A few weeks ago, I won dinner for two at the Bukhara popup. Much like it’s real home in Delhi, the popup version was located within a posh hotel, this time in Knightsbridge.
Head chef Manjit Gill came over to London to oversee the popup himself and three special tandoori oven were installed for the occasion.
On arrival in the room itself, I was a little disappointed. Despite the enormous velour-covered green elephant outside the entrance and the namaste greeting on arrival, the “restaurant” still looked very much like the conference room it usually is. It was also so dark I could hardly see the menu, even though the sun was still gloriously high in the sky outside.

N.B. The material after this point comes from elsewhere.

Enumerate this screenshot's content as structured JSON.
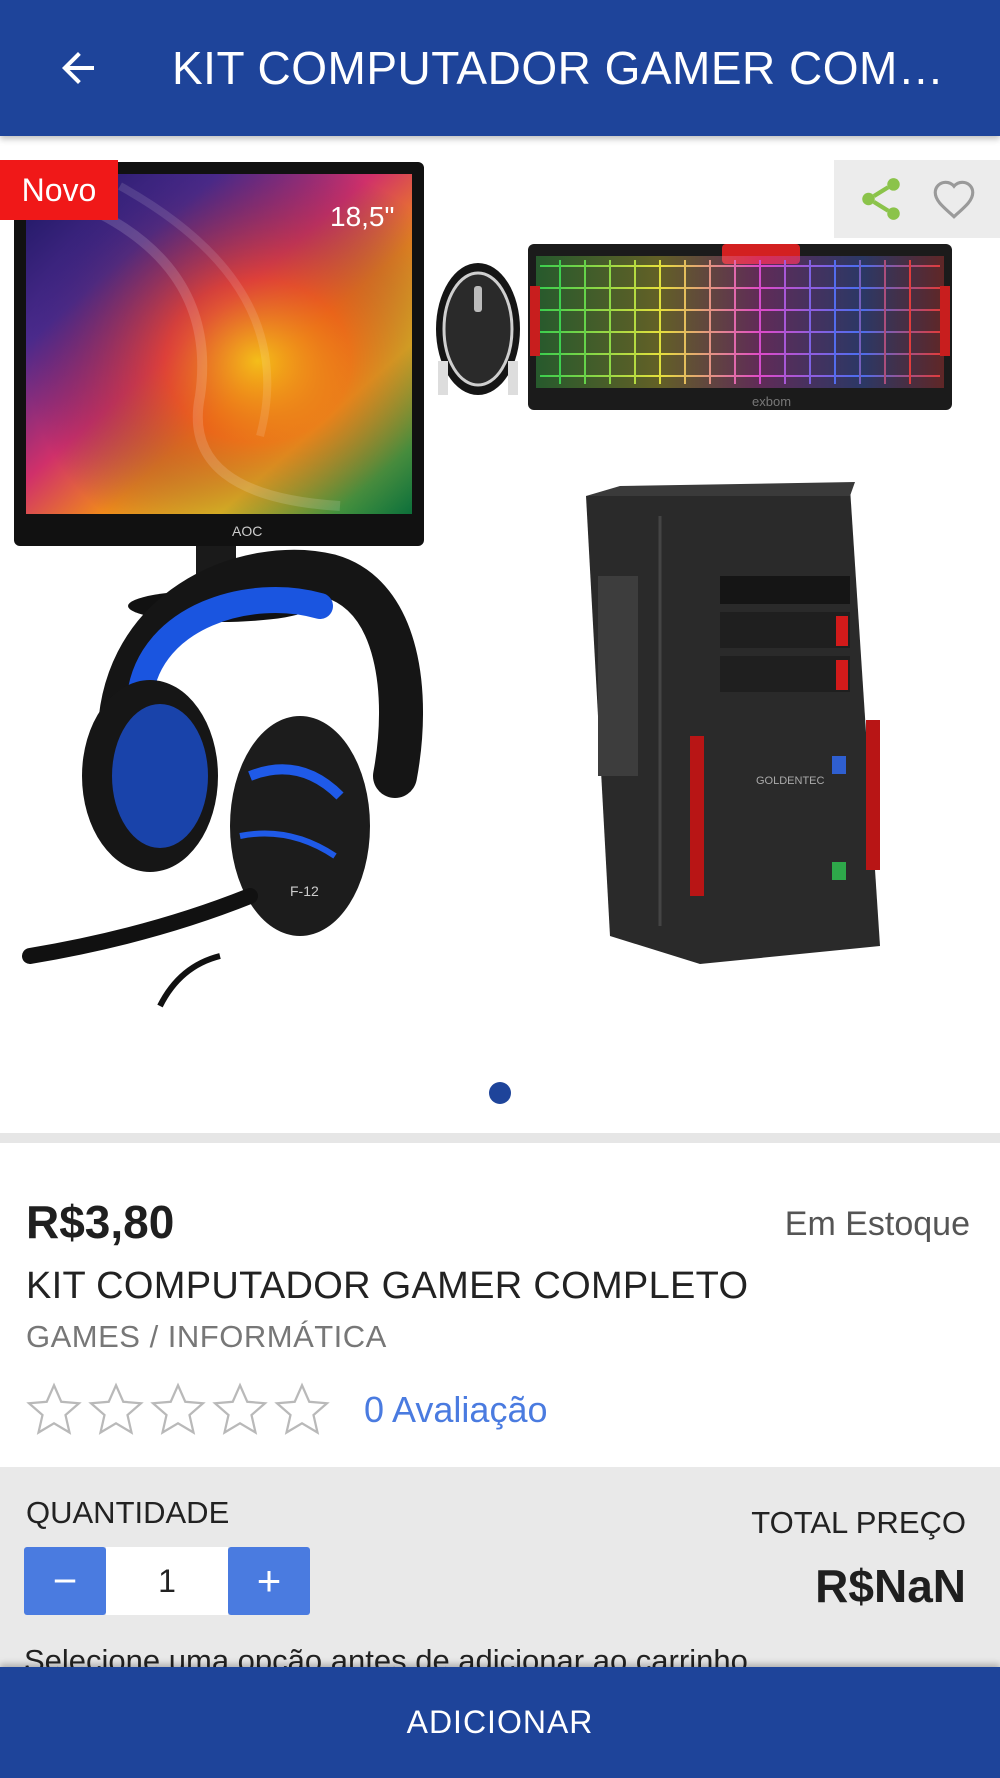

We asked for the curtain behind our table to be opened a little, which improved things no end.
To my surprise, most of the other tables were empty, and even by the time we left, over half of them were still without diners. Apparently, although the tickets sold out quickly, the organisers were disappointed by a high number of no shows, though given that no payment was taken on booking, this isn’t a huge surprise. A shame, given that there were many people who expressed interest in attending but weren’t able to nab a reservation.
I was very excited to try the food, as I’ve long since wanted to visit the original in New Delhi, where several family members live. Somehow, I’ve never been, in all my visits to India.
Two set menus were available, a meat and seafood one priced at £79 per person and a vegetarian one at £59.
First, we were served with enormous juicy jumbo prawns and malai chicken, both cooked in the tandoor. These came with a bowl of thick tasty raita, a plate of assorted breads and a bowl each of rich, ghee-laden dal. The prawns and chicken were not only full of flavour but also wonderfully succulent, always a tricky balance to achieve in a tandoor and the sign of an experienced tandoor chef.
Later we were served a dish with a pile of pulled tandoori lamb and unusual stuffed potatoes, formed to resemble marrow bones, it seemed to me. I liked the cumin-heavy spicing on the lamb but found the meat much too dry. The potato oddities were pleasant, if unusual. We were offered more breads and daal, if we wanted – I thought that a nice touch, though given the pricing, generosity was definitely on the cards.
Lastly, though we were already full, was a dessert of gulab jamon and phirni – fried sponge dumplings soaked in sweet syrup and ground rice pudding infused with cardamom. Both were excellent, particularly because the kitchen resisted the temptation to make them as tooth-achingly sweet as usual.
We finished with masala chai.
Full and happy, we waddled out, patting Nimbu the elephant goodbye (yes, I named him) as we went.
It was a wonderful meal, but the organisation seemed lacklustre as did the decoration of the conference venue location. Certainly there was press coverage, but much of it was published some days into the short two week stint, making me wonder whether the entire exercise was more about Bukhara being able to say they hosted a London popup than about really showcasing the best of Indian cooking to a receptive audience.
Perhaps Bukhara are considering opening a permanent London outpost and were dipping their toes in the water?